Items from an interface collection

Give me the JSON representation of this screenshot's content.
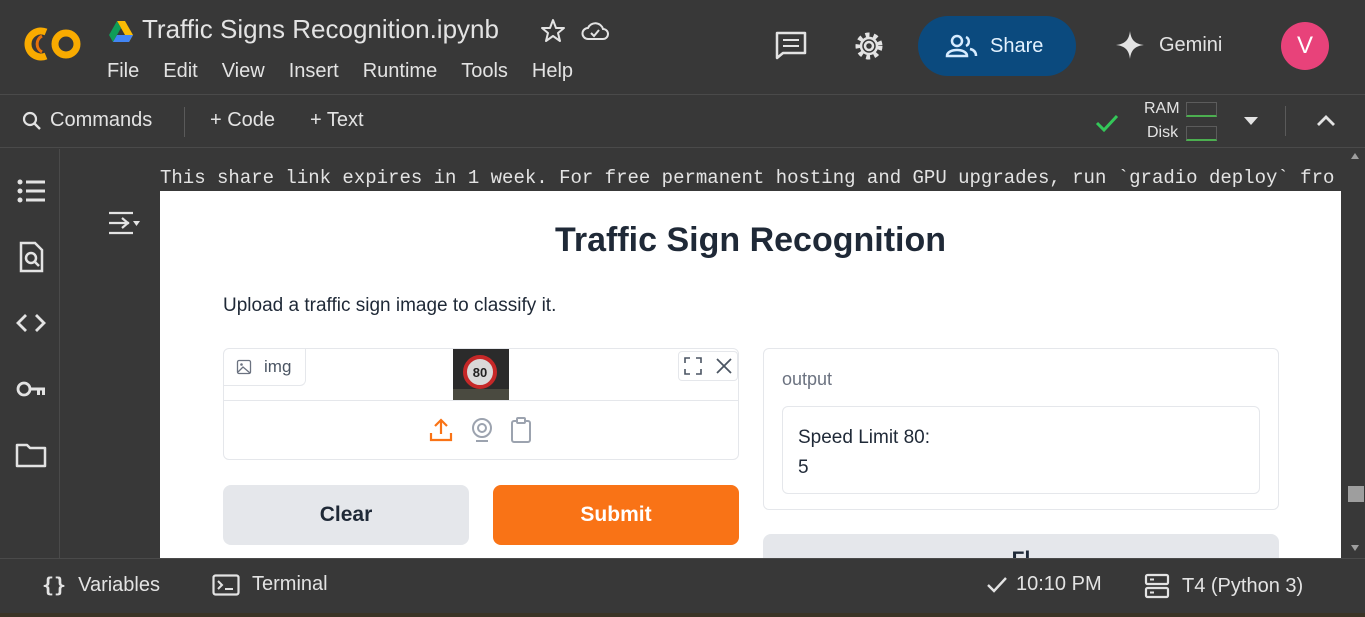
{
  "header": {
    "doc_title": "Traffic Signs Recognition.ipynb",
    "menu": [
      "File",
      "Edit",
      "View",
      "Insert",
      "Runtime",
      "Tools",
      "Help"
    ],
    "share_label": "Share",
    "gemini_label": "Gemini",
    "avatar_initial": "V",
    "avatar_color": "#e8427a",
    "icons": [
      "colab-logo",
      "drive-icon",
      "star-icon",
      "cloud-saved-icon",
      "comment-icon",
      "settings-icon",
      "people-icon",
      "gemini-sparkle-icon"
    ]
  },
  "toolbar": {
    "commands_label": "Commands",
    "code_label": "+ Code",
    "text_label": "+ Text",
    "ram_label": "RAM",
    "disk_label": "Disk"
  },
  "sidebar": {
    "icons": [
      "table-of-contents-icon",
      "find-replace-icon",
      "code-snippets-icon",
      "secrets-key-icon",
      "files-folder-icon"
    ]
  },
  "cell_output": {
    "share_text": "This share link expires in 1 week. For free permanent hosting and GPU upgrades, run `gradio deploy` fro",
    "gradio": {
      "title": "Traffic Sign Recognition",
      "description": "Upload a traffic sign image to classify it.",
      "image_input_label": "img",
      "thumbnail_sign_text": "80",
      "output_label": "output",
      "output_line1": "Speed Limit 80:",
      "output_line2": "5",
      "clear_label": "Clear",
      "submit_label": "Submit",
      "flag_label": "Fl",
      "accent_color": "#f97316"
    }
  },
  "statusbar": {
    "variables_label": "Variables",
    "terminal_label": "Terminal",
    "time": "10:10 PM",
    "runtime": "T4 (Python 3)"
  }
}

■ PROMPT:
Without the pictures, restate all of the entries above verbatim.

■ WORKED SOLUTION:
Give me the JSON representation of this screenshot's content.
{
  "header": {
    "doc_title": "Traffic Signs Recognition.ipynb",
    "menu": [
      "File",
      "Edit",
      "View",
      "Insert",
      "Runtime",
      "Tools",
      "Help"
    ],
    "share_label": "Share",
    "gemini_label": "Gemini",
    "avatar_initial": "V",
    "avatar_color": "#e8427a",
    "icons": [
      "colab-logo",
      "drive-icon",
      "star-icon",
      "cloud-saved-icon",
      "comment-icon",
      "settings-icon",
      "people-icon",
      "gemini-sparkle-icon"
    ]
  },
  "toolbar": {
    "commands_label": "Commands",
    "code_label": "+ Code",
    "text_label": "+ Text",
    "ram_label": "RAM",
    "disk_label": "Disk"
  },
  "sidebar": {
    "icons": [
      "table-of-contents-icon",
      "find-replace-icon",
      "code-snippets-icon",
      "secrets-key-icon",
      "files-folder-icon"
    ]
  },
  "cell_output": {
    "share_text": "This share link expires in 1 week. For free permanent hosting and GPU upgrades, run `gradio deploy` fro",
    "gradio": {
      "title": "Traffic Sign Recognition",
      "description": "Upload a traffic sign image to classify it.",
      "image_input_label": "img",
      "thumbnail_sign_text": "80",
      "output_label": "output",
      "output_line1": "Speed Limit 80:",
      "output_line2": "5",
      "clear_label": "Clear",
      "submit_label": "Submit",
      "flag_label": "Fl",
      "accent_color": "#f97316"
    }
  },
  "statusbar": {
    "variables_label": "Variables",
    "terminal_label": "Terminal",
    "time": "10:10 PM",
    "runtime": "T4 (Python 3)"
  }
}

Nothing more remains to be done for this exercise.